Hyatt Regency hotel sets sail with LEDs

Sept. 1, 2004
Energy and maintenance cost savings dtermined the choice of LEDs to illuminate the outside of the Hyatt hotel in Long Beach.
Many prominent buildings in Long Beach, California are influenced by the city's proximity to the Pacific Ocean. A mural of California gray whales cloaks the city's arena, while the Aquarium of the Pacific showcases local aquatic life. Likewise, the Hyatt Regency integrates a sail that is 15 stories high on the outside of the building. In reality, it's not a sail made from canvas or rigging, but a sail of light constructed from 472 white LED light bulbs that form a triangular shape on the hotel's wall.
Long Beach Hyatt

What now is an elegant display of light was once a spectacle of burned out incandescent bulbs that marred the hotel's otherwise glittering image. Frustrated by the plague of burned out lights, the Hyatt Regency enlisted George Abramson, owner of GAR Energy Management Group, to find a reliable, energy-efficient light source. Of course, he chose LEDs. "Nothing else could do the job as well," says Abramson. "LEDs have extremely long operating lives, they're low wattage and they're exceptionally energy efficient."

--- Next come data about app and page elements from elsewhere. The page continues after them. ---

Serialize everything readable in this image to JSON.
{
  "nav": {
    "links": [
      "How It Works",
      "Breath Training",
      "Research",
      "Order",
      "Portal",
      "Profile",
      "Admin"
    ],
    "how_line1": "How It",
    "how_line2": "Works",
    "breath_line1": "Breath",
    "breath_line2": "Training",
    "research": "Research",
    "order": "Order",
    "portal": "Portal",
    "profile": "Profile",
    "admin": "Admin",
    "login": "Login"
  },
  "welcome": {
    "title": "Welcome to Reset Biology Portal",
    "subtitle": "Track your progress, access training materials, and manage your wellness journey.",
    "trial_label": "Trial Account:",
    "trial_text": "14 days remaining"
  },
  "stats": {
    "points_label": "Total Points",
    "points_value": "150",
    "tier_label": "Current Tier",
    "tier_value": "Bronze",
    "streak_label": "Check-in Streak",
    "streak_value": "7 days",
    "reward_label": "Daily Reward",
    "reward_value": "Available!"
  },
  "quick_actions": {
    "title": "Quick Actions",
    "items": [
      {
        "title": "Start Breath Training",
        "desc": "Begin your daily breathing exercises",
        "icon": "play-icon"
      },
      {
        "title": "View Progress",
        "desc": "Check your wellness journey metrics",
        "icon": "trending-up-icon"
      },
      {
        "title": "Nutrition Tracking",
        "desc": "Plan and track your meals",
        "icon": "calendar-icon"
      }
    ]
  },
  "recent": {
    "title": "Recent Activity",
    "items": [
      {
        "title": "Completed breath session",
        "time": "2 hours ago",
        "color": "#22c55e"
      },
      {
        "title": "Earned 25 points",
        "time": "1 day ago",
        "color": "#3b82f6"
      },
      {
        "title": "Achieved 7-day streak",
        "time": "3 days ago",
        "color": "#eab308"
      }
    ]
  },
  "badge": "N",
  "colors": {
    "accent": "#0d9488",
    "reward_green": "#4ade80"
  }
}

While bright and highly visible, the incandescent lamps that formerly shaped the contour of the sail burned out quickly. Due to their positions high on the side of the building, replacing failed lamps was difficult and was carried out only three times a year when a window-washing scaffold provided access.

Cool white choice

Abramson decided on a seven-LED S6 candelabra-screw based lamp (part number SF467-0CW-120A) from LEDtronics, based upon its brightness and direct incandescent replacement design. The LED bulb would fit into the light fixtures without requiring any modifications, saving the Hyatt Regency the expense of purchasing new fixtures and the subsequent cost of installation. The lamps are installed into light fixtures that have four candelabra sockets clustered together so that from a distance the four lights appear as one.

Cool white (8000 K) LED lamps were chosen for the project because their intense white light stood out amongst the abundant ambient light. The lamps emit 742 mcd of cool-white light at a wide viewing angle (120°) while drawing only 10 mA. What also appealed to the Hyatt Regency was the LED lamp's sealed construction and shape. While the impervious exterior of the lamp safeguards the circuitry and LEDs from the elements, its tapered shape allowed the addition of a water-resistant gasket that snugs against the light fixture's o-ring to prevent corrosive sea air from harming the lamp's base and fixture's socket.

Energy conservation

Calculations suggested that the Hyatt Regency would see a return on their investment within 2.2 years due to the energy and labor dividends gained from using LEDs. LEDs typically consume 90% less energy than incandescent lights. In the sail application, the 472 lamps are on for about 12 hours each night (an annual total 4,380 hours). The incandescent lamps drew 7W each at $0.09 kWh, amounting to an annual power expense of $1302.44. The retrofit LED lamps draw 0.08W each for an annual electricity cost of about $14.88, an annual saving of $1287.56 a year, or nearly $3862.68 over the three-year warranty period of the lamps. The annual energy saved is 14,306 kWh.

Cost savings multiply when parts, maintenance and labor are considered, especially since an average incandescent bulb operates for about 1000 hours.

Burned out incandescent lamps, maintenance difficulties and image concerns compelled the Hyatt Regency to find a better source of illumination for the sail wall. Since the LEDtronics LED lamps were installed in April 2003, the hotel has benefited from the drastic reductions in the power, maintenance and labor costs associated with operating the sail. Most importantly, since all 472 LED lamps still work, the Hyatt Regency is enjoying smooth sailing.